• REQUIRED WORK: In the entries below, find each line with the word "やさしいにほんごニュース" and pull it out.

• DATA UNDER STUDY:
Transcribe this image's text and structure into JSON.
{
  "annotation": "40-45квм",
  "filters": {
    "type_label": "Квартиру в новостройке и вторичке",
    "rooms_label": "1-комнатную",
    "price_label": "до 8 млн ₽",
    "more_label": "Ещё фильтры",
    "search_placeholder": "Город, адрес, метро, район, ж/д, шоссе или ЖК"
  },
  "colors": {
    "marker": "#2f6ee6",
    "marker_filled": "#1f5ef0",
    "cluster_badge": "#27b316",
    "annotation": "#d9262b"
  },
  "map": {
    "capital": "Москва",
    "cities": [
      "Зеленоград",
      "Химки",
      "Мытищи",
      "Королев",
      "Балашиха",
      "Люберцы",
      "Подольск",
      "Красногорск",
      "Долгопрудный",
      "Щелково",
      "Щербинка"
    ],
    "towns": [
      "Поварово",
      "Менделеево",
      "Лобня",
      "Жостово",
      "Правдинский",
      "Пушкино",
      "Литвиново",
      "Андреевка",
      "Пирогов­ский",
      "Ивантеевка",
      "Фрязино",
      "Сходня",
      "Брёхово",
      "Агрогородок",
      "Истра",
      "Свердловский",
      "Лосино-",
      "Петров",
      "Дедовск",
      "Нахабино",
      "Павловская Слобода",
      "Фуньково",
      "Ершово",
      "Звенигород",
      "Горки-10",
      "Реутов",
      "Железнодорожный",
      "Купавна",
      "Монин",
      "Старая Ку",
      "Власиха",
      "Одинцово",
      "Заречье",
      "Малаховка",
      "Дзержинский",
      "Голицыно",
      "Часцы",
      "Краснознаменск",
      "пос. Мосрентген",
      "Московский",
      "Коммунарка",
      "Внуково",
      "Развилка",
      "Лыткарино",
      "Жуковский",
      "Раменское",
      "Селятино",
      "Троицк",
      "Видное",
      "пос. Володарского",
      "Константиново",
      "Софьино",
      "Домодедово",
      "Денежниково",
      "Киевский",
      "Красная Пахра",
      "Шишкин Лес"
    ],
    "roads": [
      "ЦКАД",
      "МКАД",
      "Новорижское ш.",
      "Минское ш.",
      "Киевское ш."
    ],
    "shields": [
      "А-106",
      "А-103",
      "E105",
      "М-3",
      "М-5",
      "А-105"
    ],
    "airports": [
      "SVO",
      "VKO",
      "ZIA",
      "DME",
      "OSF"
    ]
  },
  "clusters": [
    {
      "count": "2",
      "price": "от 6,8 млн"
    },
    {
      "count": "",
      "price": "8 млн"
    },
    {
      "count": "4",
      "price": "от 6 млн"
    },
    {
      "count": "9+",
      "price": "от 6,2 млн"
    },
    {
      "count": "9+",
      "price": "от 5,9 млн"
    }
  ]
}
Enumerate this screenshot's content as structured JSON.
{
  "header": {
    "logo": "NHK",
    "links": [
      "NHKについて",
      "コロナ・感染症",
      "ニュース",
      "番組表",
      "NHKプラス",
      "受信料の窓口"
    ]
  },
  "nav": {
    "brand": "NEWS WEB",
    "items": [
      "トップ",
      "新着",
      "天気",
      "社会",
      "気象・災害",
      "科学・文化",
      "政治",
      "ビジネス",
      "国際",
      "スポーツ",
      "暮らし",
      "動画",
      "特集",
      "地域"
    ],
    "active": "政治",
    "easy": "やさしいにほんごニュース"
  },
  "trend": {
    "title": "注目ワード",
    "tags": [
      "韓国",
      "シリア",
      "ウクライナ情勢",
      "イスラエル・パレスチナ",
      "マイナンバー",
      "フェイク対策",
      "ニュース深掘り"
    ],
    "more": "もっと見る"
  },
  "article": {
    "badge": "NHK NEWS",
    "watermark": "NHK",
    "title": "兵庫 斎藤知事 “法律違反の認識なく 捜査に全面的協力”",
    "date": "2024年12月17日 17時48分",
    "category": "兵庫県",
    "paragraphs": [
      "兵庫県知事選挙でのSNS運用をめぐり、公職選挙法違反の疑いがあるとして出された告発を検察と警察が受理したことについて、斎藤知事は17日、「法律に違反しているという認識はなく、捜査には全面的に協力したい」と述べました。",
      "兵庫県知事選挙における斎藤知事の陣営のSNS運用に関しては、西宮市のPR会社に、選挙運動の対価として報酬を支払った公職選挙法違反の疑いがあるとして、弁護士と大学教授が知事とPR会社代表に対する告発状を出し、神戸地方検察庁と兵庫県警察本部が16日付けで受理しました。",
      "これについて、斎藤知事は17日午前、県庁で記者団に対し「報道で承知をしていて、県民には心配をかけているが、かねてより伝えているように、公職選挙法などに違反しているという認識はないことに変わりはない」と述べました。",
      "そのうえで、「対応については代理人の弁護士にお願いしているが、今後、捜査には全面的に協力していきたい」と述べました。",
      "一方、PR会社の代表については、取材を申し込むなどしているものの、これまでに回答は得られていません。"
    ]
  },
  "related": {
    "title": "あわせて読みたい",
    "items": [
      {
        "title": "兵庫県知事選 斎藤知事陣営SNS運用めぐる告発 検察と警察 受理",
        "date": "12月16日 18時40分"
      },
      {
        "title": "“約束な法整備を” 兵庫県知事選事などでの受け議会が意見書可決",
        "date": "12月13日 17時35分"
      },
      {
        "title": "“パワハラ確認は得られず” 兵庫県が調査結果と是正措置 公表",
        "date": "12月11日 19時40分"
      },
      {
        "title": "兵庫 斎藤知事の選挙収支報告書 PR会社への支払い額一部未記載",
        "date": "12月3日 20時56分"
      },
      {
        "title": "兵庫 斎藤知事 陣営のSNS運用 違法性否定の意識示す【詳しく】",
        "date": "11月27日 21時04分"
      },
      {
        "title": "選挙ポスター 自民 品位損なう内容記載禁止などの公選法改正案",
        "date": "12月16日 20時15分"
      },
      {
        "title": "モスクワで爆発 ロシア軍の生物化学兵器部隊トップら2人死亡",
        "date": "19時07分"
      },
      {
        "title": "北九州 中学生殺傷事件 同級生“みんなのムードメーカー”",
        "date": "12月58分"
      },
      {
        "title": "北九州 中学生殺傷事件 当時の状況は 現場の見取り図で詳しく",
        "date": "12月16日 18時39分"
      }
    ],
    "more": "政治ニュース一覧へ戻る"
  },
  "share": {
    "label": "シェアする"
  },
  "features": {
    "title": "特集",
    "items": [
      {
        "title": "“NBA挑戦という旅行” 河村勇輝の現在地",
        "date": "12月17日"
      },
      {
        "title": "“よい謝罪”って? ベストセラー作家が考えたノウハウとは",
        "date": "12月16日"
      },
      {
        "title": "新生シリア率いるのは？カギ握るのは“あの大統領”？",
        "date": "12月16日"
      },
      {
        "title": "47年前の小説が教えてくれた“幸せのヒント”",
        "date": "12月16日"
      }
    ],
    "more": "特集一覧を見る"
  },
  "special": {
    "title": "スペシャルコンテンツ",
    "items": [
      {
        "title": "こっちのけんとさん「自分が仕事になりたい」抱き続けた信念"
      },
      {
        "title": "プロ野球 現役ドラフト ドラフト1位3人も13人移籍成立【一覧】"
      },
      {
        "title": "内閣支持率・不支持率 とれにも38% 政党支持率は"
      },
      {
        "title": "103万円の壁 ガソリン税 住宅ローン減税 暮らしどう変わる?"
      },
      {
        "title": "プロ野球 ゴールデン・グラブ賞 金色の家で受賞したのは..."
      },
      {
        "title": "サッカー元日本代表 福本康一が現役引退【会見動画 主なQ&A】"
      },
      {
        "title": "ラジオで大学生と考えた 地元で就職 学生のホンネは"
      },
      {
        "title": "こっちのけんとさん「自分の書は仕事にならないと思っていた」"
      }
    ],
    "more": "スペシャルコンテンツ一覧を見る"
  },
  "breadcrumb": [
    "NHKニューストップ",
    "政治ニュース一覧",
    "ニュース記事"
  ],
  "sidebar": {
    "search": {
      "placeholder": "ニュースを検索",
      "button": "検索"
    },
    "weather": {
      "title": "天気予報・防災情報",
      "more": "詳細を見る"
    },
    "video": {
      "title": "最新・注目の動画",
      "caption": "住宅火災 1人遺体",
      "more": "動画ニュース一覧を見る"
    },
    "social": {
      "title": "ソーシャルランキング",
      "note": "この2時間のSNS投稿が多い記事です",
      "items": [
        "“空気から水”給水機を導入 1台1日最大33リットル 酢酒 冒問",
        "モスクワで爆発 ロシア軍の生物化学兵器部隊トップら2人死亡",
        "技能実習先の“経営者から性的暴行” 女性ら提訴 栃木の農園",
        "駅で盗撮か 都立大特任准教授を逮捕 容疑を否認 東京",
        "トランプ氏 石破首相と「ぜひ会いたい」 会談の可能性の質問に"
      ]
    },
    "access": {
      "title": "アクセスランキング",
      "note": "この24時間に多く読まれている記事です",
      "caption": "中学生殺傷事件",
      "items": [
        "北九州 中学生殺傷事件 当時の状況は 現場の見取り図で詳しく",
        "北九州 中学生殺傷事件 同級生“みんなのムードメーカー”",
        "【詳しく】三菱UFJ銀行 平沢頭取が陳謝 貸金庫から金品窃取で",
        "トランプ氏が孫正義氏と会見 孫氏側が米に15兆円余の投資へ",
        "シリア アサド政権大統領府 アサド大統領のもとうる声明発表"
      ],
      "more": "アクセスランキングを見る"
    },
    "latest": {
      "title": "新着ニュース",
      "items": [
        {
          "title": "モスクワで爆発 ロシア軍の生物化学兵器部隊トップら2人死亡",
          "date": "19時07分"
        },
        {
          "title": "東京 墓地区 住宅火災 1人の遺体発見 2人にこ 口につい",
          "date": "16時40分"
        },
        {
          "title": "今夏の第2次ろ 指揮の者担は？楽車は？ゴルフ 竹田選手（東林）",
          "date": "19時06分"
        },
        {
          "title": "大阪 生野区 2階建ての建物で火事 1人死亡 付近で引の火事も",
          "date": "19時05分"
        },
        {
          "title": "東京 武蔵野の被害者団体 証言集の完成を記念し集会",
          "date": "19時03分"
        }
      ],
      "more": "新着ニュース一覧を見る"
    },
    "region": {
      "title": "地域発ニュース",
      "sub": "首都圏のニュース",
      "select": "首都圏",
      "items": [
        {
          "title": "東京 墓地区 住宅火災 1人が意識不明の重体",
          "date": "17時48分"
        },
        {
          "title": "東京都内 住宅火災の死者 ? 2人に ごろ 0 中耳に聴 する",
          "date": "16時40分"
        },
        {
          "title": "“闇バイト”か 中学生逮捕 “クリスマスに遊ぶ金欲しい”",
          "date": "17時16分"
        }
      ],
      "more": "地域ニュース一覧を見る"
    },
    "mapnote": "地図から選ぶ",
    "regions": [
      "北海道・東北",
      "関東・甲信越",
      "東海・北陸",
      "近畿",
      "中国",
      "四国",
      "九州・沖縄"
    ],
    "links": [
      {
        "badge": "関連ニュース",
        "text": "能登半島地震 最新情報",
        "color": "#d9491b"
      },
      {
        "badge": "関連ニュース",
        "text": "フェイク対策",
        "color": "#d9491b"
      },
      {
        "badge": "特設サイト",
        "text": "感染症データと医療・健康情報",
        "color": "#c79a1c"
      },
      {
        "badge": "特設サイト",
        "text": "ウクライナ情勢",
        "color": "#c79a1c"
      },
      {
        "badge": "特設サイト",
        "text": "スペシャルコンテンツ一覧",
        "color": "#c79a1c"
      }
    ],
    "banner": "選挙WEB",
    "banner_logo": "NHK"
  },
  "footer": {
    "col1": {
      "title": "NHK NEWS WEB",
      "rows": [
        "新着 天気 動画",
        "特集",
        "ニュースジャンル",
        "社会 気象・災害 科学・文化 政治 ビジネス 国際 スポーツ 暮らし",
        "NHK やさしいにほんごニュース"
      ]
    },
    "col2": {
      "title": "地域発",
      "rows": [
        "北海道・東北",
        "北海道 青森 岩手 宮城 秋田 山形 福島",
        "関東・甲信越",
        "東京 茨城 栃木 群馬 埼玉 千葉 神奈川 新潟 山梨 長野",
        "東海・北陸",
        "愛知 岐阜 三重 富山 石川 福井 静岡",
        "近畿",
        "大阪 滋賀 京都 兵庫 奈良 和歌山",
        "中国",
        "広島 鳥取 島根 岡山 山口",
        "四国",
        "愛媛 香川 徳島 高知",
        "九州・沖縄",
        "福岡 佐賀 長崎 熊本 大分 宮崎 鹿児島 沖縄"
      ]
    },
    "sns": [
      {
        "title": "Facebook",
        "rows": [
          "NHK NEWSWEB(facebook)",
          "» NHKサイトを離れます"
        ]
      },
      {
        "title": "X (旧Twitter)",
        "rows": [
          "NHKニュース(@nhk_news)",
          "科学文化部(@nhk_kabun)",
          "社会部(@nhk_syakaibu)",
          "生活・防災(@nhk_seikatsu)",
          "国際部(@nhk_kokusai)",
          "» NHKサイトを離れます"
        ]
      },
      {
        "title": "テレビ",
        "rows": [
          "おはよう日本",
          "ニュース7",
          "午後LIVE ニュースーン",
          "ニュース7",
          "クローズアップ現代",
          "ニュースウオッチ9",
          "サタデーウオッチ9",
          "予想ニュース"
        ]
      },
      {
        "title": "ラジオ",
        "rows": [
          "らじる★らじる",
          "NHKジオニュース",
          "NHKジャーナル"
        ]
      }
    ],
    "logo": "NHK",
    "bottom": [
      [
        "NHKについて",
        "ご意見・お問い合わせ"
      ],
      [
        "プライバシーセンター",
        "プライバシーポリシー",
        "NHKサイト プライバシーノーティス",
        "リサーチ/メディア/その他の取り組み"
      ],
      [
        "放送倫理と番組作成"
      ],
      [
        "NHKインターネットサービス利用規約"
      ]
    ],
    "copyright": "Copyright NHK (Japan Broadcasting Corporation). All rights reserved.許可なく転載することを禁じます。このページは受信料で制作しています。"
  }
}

• RESULT OF THE EXERCISE:
    "easy": "やさしいにほんごニュース"
        "NHK やさしいにほんごニュース"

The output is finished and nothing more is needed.